Loquat recovered from the attack by Armillaria mellea. The mycelium was to rot the roots and trunk base. However roots survived emitting sound directly from the bark of the trunk, which have not been attacked by the mycelium which clearly persists in the field and at the rotten roots. In the picture looks very good the rotting remains of the base of the trunk and aerial roots that emerged almost a 10 cms. soil and introduced into the earth to save the tree. The effort had to do was titanic medlar, having no more than a little water and nutrients stored in its trunk and branches dying, which he used with great wisdom to take the aerial roots and saved from certain death. Currently produces large crops of sweet, juicy fruits and appearance is excellent.

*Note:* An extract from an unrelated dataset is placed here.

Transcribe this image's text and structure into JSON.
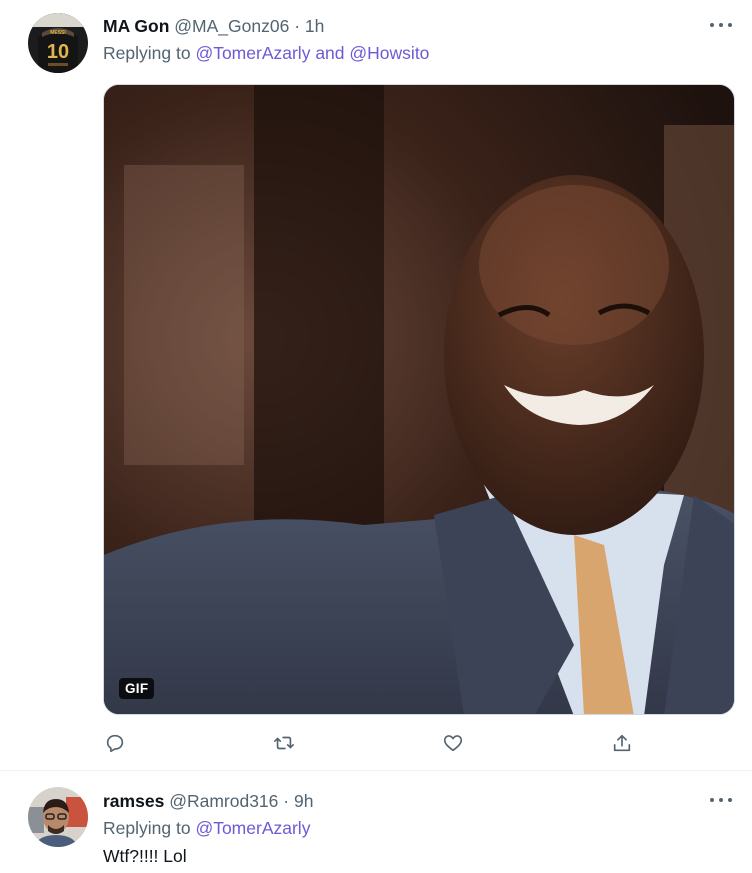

Base completely rotten trunk of a willow tree, Sambucus nigra, which also survived a vicious attack of Armillaria. After the sprouting spring began to wilt, leaves turn yellow and fell off in the middle of July. Luckily a few weeks later, in August, it rained for several days and this was what enabled him to survive. Concentrating all the little water and nutrients that he still had in the trunk white rootlets issued directly from the healthy bark, which were introduced recently in the ground moist and miraculously his body in September issued new outbreaks, fed by roots issued. The mycelium of the subsoil and could not attack because the elder had learned his lesson and had synthesized fitoanticuerpos against mycelium. Had autovaccine. 

Despite the apparent evil of Armillaria mellea, it is known that some forest trees that grow in areas infested with the mycelium, not only are not attacked by the fungus, but have learned to benefit from each other in an incredible symbiosis, acting Armillaria as a mycorrhiza. 

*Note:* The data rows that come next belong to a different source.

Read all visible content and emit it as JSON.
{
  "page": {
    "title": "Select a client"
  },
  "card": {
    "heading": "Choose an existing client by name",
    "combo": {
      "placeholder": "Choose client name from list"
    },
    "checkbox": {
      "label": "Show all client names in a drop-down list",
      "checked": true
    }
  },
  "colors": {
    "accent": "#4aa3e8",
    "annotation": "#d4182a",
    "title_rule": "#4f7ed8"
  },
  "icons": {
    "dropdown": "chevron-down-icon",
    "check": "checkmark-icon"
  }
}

Fight this silent killer is totally ineffective. There is no point starting the infected trees, burn their trunks and roots, plowing, treating the soil with fungicides, biological methods used to fight enemies of Armillaria microorganisms entering the field and attack the mycelium. 

Apparently all these methods at first seem to work, but the vast mycelium of several tons, which occupies the ground as a giant underground and invisible web that reaches to cover several acres, is always the best cards to win the game. Cleverly hidden under the protective bark of infested roots or spores remain dormant for years without germinating. Once the danger has passed, when fungicides and have become inactive by oxidation or chemical neutralization or when biological control organisms have died from lack of food (her, its mycelium), then reviving like the phoenix and again do what he does best: killing all plants survive unprotected to be put forward. 

So bad and cunning is the honey mushroom.


  1. Can I send you a picture of the fungus growing over deteriorating wood shavings near my garden? I want to know if it's edible.

  2. Hi Suzie:

    Yes, you can, but I am not mycologist. I am only a simple amateur.

    1. When I was a kid, my family would go to the cemetary to visit my grandma's grave and pick mushrooms to make soup with. These look exactly like those but I want to be sure before I make soup. Here is the picture at my website.

    2. They look very similar to mushrooms, Agaricus campestris, but the bottom sheets of the fungus hat are white colour and on the true mushroom are brown or pink. You can see what I mean in this photo:

      You can see more photos here:

      I suggest you do not make soup with them. They can be dangerous.


  3. Compare with Chlorophyllum molybites: